The defensiveness (DEF) scale of the SASSI-3 was designed to identify individuals who respond to the questionnaire in a defensive manner. The items on the DEF scale were selected because they were found to discriminate between people who completed the instrument under standard instructions and substance-dependent people who were given instructions to try to hide any sign of substance misuse. The DEF scale is used in conjunction with other scales on the SASSI-3 as part of the decision rules that classify individuals as having a high or low probability of being diagnosed as substance dependent.
Although the SASSI-3 is designed to identify some people who respond to the questionnaire in a less than candid manner, defensive responding would nonetheless be expected to reduce the accuracy of the SASSI-3 (as would be expected with any assessment tool). The table below presents the accuracy rates of SASSI-3 classifications as a function of scores on the DEF scale.
|DEF Score||Accuracy Rate||n*|
* n refers to the number of individuals included in the analysis who obtained a DEF score corresponding to the score or scores indicated in the far left column of the table.
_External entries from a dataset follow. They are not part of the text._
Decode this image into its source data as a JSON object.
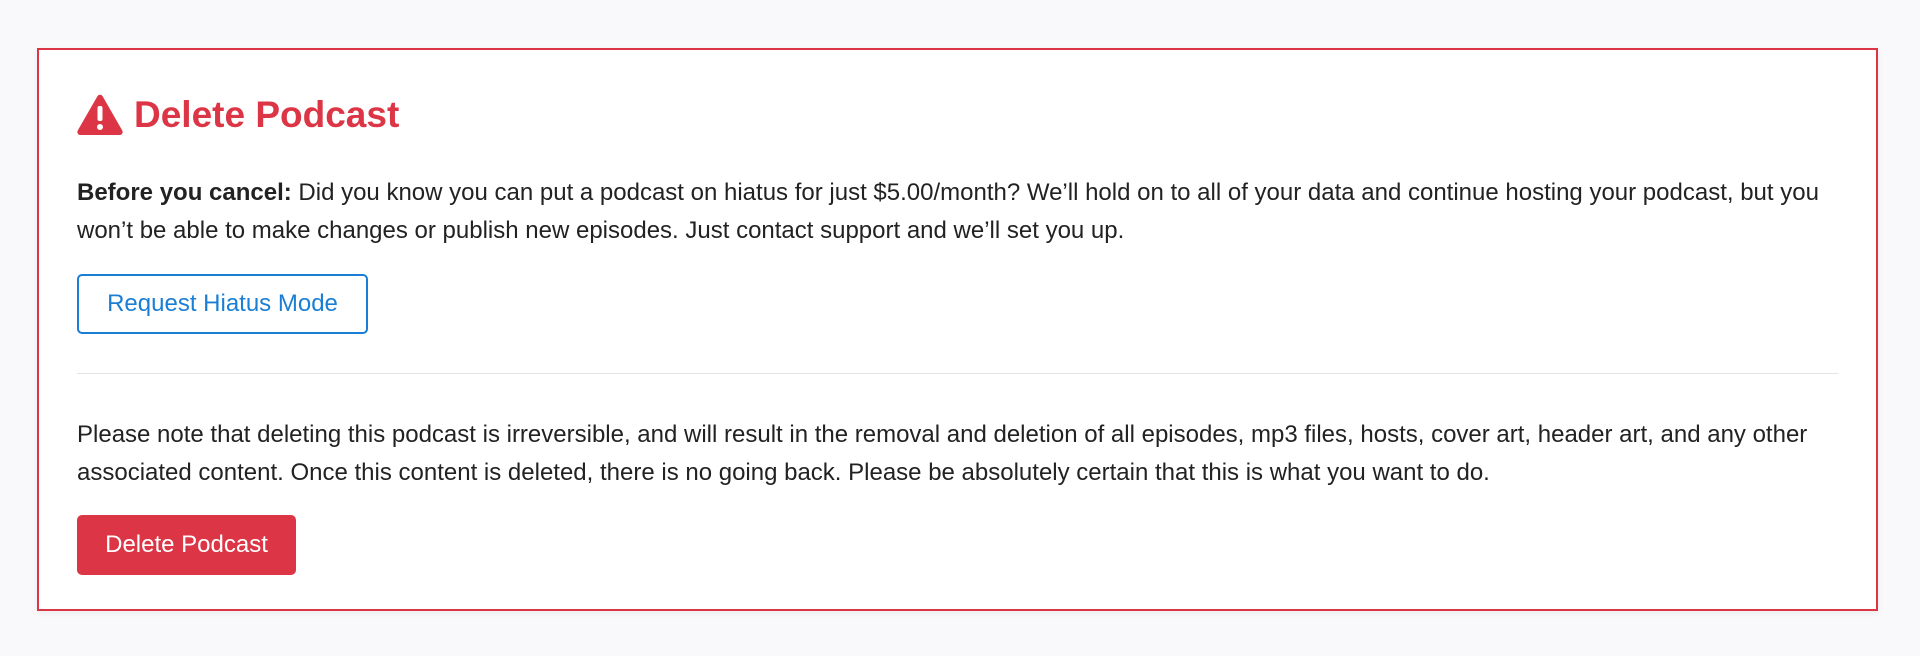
{
  "panel": {
    "title": "Delete Podcast",
    "icon": "warning-icon",
    "accent_color": "#dc3545"
  },
  "hiatus": {
    "lead": "Before you cancel:",
    "body": " Did you know you can put a podcast on hiatus for just $5.00/month? We’ll hold on to all of your data and continue hosting your podcast, but you won’t be able to make changes or publish new episodes. Just contact support and we’ll set you up.",
    "button_label": "Request Hiatus Mode",
    "button_color": "#1a7fd4"
  },
  "deletion": {
    "warning_text": "Please note that deleting this podcast is irreversible, and will result in the removal and deletion of all episodes, mp3 files, hosts, cover art, header art, and any other associated content. Once this content is deleted, there is no going back. Please be absolutely certain that this is what you want to do.",
    "button_label": "Delete Podcast"
  }
}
The demographics of these subjects and the criteria used for their inclusion are described in Lazowski, Miller, Boye and Miller (1998).
The SASSI-3 is reasonably accurate (i.e., from 83% to 91%) even when DEF scores are somewhat elevated (i.e., 8 or 9) and somewhat less accurate only at extremely high levels of DEF (i.e., 10 or 11). Although elevated DEF scores may increase the possibility of the SASSI missing substance dependent individuals, elevated DEF alone should not be taken as evidence of substance-related problems.
These results should be interpreted with caution, due to the small numbers of respondents at the higher DEF levels. Results obtained in different settings may vary substantially.
Reference: Lazowski, L. E., Miller, F. G., Boye, M. W., & Miller, G. A. (1998). Efficacy of the Substance Abuse Subtle Screening Inventory-3 (SASSI-3) in Identifying Substance Dependence Disorders in Clinical Settings. Journal of Personality Assessment, 71(1), 114-128.